Here at St Croix 40 Winter Ultra, we want to help you be successful in your entry to winter ultra racing. As a part of this, we want to share with you tips and tricks from people who have been there, in the big races, and have sometimes learned the hard way what works and what doesn’t.
Our next entry is from legend of the sport Mark Scotch. Mark has an impressive resume that includes biking and skiing in these incredible events. Skiing these events is tough, and there aren’t nearly as many finishers of ski as other disciplines. Let’s hear more about Mark’s experiences!
Please briefly list your winter ultra resume
- Tuscobia 150/160
- 2 ski
- 2 ski
- Arrowhead 135
- 2 ski
- 3 bike (1 unsupported)
- Susitna 100
- JayP’s Pursuit 120
- Acif Epica

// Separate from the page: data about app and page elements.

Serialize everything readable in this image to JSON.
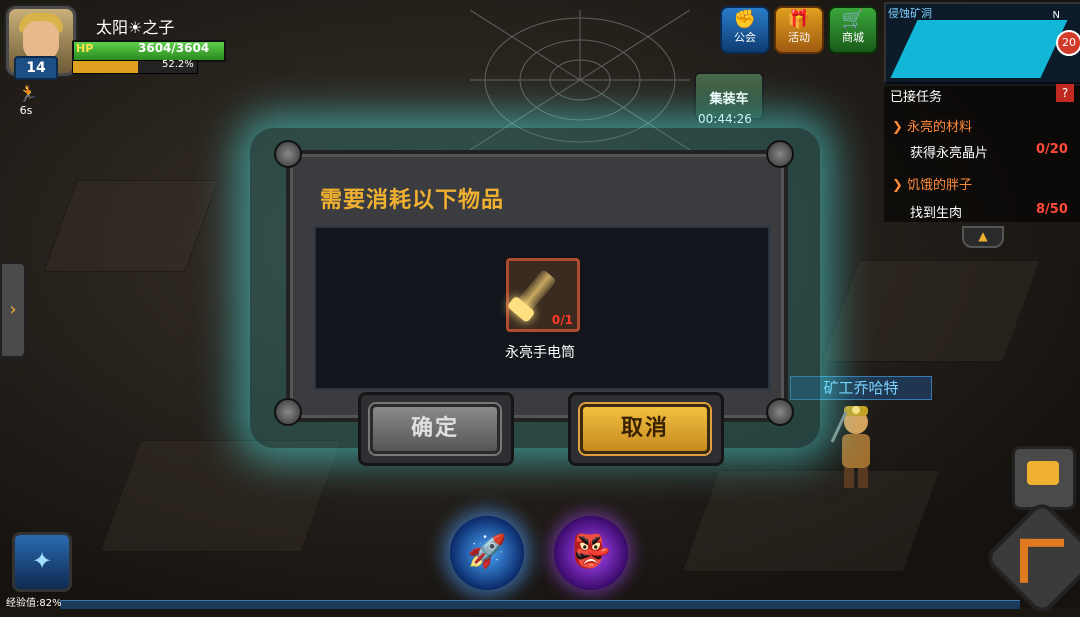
{
  "player": {
    "name": "太阳☀之子",
    "level": "14",
    "hp_label": "HP",
    "hp_value": "3604/3604",
    "hp_fraction": 1.0,
    "exp_percent_label": "52.2%",
    "exp_fraction": 0.522,
    "buff_timer": "6s"
  },
  "top_buttons": [
    {
      "label": "公会",
      "icon": "guild-fist-icon"
    },
    {
      "label": "活动",
      "icon": "event-gift-icon"
    },
    {
      "label": "商城",
      "icon": "shop-cart-icon"
    }
  ],
  "truck": {
    "label": "集装车",
    "timer": "00:44:26"
  },
  "minimap": {
    "title": "侵蚀矿洞",
    "badge": "20",
    "north": "N"
  },
  "quests": {
    "header": "已接任务",
    "help": "?",
    "items": [
      {
        "title": "永亮的材料",
        "task": "获得永亮晶片",
        "progress": "0/20"
      },
      {
        "title": "饥饿的胖子",
        "task": "找到生肉",
        "progress": "8/50"
      }
    ]
  },
  "dialog": {
    "title": "需要消耗以下物品",
    "item_name": "永亮手电筒",
    "item_count": "0/1",
    "confirm_label": "确定",
    "cancel_label": "取消"
  },
  "npc": {
    "name": "矿工乔哈特"
  },
  "footer": {
    "exp_label": "经验值:82%"
  },
  "colors": {
    "accent_gold": "#f0b030",
    "glow_cyan": "#50e6e6",
    "quest_red": "#ff4a3a"
  }
}
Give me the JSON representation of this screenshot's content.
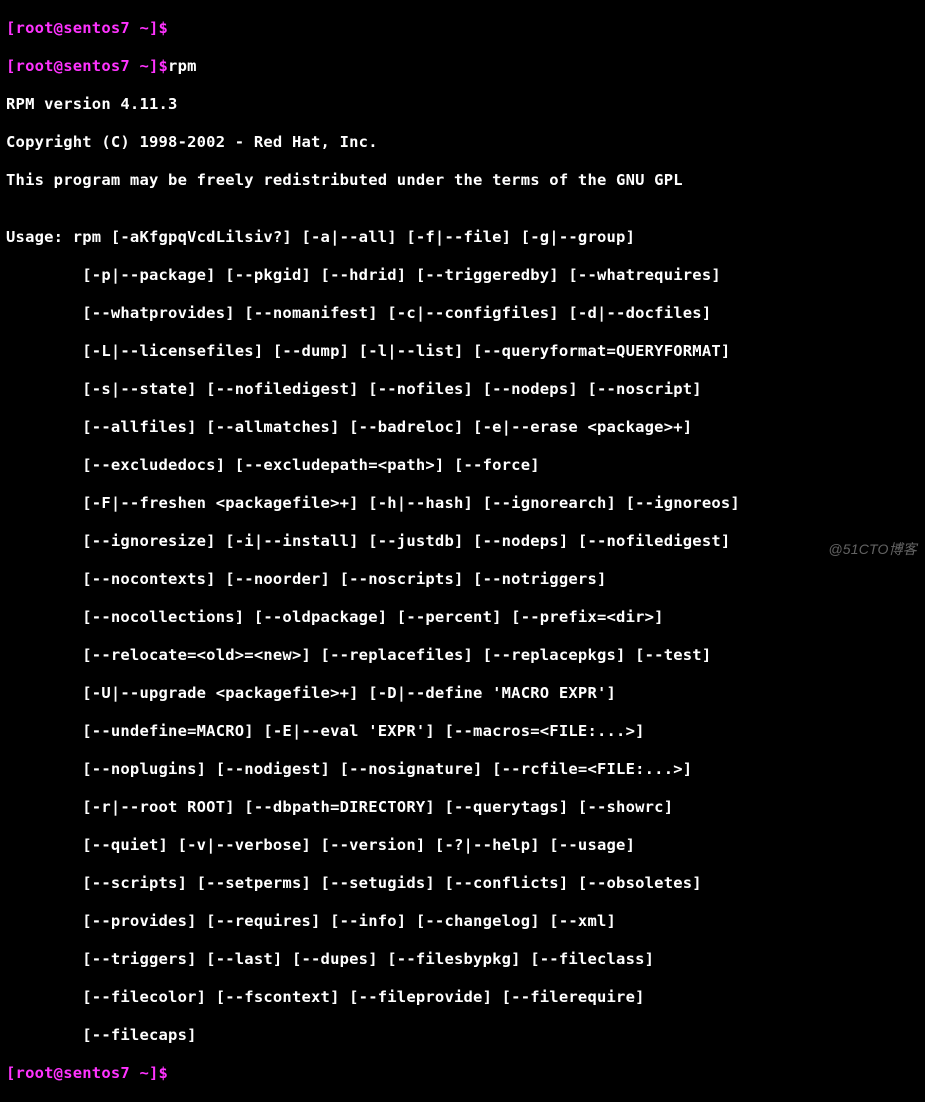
{
  "prompt": {
    "text": "[root@sentos7 ~]$",
    "user": "root",
    "host": "sentos7",
    "cwd": "~"
  },
  "commands": {
    "l0": "",
    "l1": "rpm",
    "last": ""
  },
  "output": {
    "version_line": "RPM version 4.11.3",
    "copyright_line": "Copyright (C) 1998-2002 - Red Hat, Inc.",
    "redistribute_line": "This program may be freely redistributed under the terms of the GNU GPL",
    "blank": "",
    "usage_line": "Usage: rpm [-aKfgpqVcdLilsiv?] [-a|--all] [-f|--file] [-g|--group]",
    "u1": "        [-p|--package] [--pkgid] [--hdrid] [--triggeredby] [--whatrequires]",
    "u2": "        [--whatprovides] [--nomanifest] [-c|--configfiles] [-d|--docfiles]",
    "u3": "        [-L|--licensefiles] [--dump] [-l|--list] [--queryformat=QUERYFORMAT]",
    "u4": "        [-s|--state] [--nofiledigest] [--nofiles] [--nodeps] [--noscript]",
    "u5": "        [--allfiles] [--allmatches] [--badreloc] [-e|--erase <package>+]",
    "u6": "        [--excludedocs] [--excludepath=<path>] [--force]",
    "u7": "        [-F|--freshen <packagefile>+] [-h|--hash] [--ignorearch] [--ignoreos]",
    "u8": "        [--ignoresize] [-i|--install] [--justdb] [--nodeps] [--nofiledigest]",
    "u9": "        [--nocontexts] [--noorder] [--noscripts] [--notriggers]",
    "u10": "        [--nocollections] [--oldpackage] [--percent] [--prefix=<dir>]",
    "u11": "        [--relocate=<old>=<new>] [--replacefiles] [--replacepkgs] [--test]",
    "u12": "        [-U|--upgrade <packagefile>+] [-D|--define 'MACRO EXPR']",
    "u13": "        [--undefine=MACRO] [-E|--eval 'EXPR'] [--macros=<FILE:...>]",
    "u14": "        [--noplugins] [--nodigest] [--nosignature] [--rcfile=<FILE:...>]",
    "u15": "        [-r|--root ROOT] [--dbpath=DIRECTORY] [--querytags] [--showrc]",
    "u16": "        [--quiet] [-v|--verbose] [--version] [-?|--help] [--usage]",
    "u17": "        [--scripts] [--setperms] [--setugids] [--conflicts] [--obsoletes]",
    "u18": "        [--provides] [--requires] [--info] [--changelog] [--xml]",
    "u19": "        [--triggers] [--last] [--dupes] [--filesbypkg] [--fileclass]",
    "u20": "        [--filecolor] [--fscontext] [--fileprovide] [--filerequire]",
    "u21": "        [--filecaps]"
  },
  "watermark": "@51CTO博客"
}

- 2 bike
What’s your favorite piece of gear that might not be on the gear list? (What non-mandatory piece of gear would you not leave home without?)
Probably my puffy jacket. Just knowing it’s there if needed is nice. That said, a jacket I really like to wear when biking is from Novara. It has great wind-blocking properties but has a mesh-lined back vent wicks away sweat. I’d wear it skiing as well if needed.
How many layers do you bring along for a winter ultra? How do you manage multiple layers and sweating for different situations?
I bring very few extra clothes. I used to carry more but found I didn’t need to. I plan depending on weather. For skiing I’m only going to attempt skating if the temps don’t drop under -10, below that I’m switching to the bike. If classic skiing one can go colder but to skate an ultra basically on sand paper get ready for trouble. So when it comes to layers, with skiing it’s never been a problem trying to say warm when it comes to clothes, quite the opposite. The challenge is to stay dry. And there is the secret, try not to sweat. I normally go with a medium Marino wool with a vest. My goal is to stay open with my clothing to allow moisture to evaporate. Wool under a vest works well. The moisture from your core works outward down the sleeves and evaporates. The vest adds enough wind protection in most cases. As your body works with the correct amount of fuel every hour (300 calories) heat is produced naturally. If your body sweats too much not only are you working your body needlessly trying to cool you down, but then you’re dealing with wet clothes and in the cold, moisture is your biggest enemy. So then it turns into a vicious circle of changing clothes or adding layers to stay warm. The goal should be to keep sweat at a minimum and wicking/venting to allow the cold air to do what it loves doing, sucking moisture out of objects. Then you don’t need to carry as many layers with you nor worry about changing clothes. At night, when it normally gets colder I might add a light base layer or another medium layer. but still my goal it to allow venting. Most people start too warm/too many clothes on. Start the event feeling uncomfortably cool as you can warm up quite easily by just increasing your pace for awhile. Good time to burn off some adrenaline. Training in cold weather if possible is the best way to figure out your setup. That means going out long enough to truly understand what’s happening.
Do you have a favorite brand for certain gear pieces?
Not really beyond Marino wool and the Novara jacket.
What’s your foot care regimen for preventing blisters, trench foot, frostbite?
For skiing I roller ski starting in October. That gets my feet, ankles, back and legs used to the skating motion. After a few weeks I add a backpack with some weight in it. I like baby powder in my socks and will carry a small container with me to add is needed. As for frostbite, I think the biggest issues are again moisture (vapor barrier for some works) and make sure you have enough room in your footwear. My ski boots are 2 sizes bigger than my normal shoe size, not to stuff them full of socks, but to allow for circulation. I don’t have an issue with my feet sliding around in the ski boots.
Not many people ski these events. What are some of the unique challenges, as well as tips, for people who want to attempt winter ultras on ski?
Just relax and eat 300 calories every hour. Remember, our cardiovascular system (lungs, etc.) has evolved based on man being a biped, legs only. When we add the work our arms do in skiing we need to be careful we don’t over do it. I’d recommend not going out too fast. There will be plenty of time to burn it up later in the event you have an excess of energy. If skating, you’ll need those calories and energy as you have to exert a certain amount of energy just to move down the trail. If classic skiing, you can slow down to a walk. If you’re a Birkie skier, just think of it as doing 4 Birkies…..in a row! Understand that skiing conditions are going to suck, it’s not a groomed trail. Don’t use that as an excuse. Go practice on snowmobile trails as that’s what you’re going to get on race day.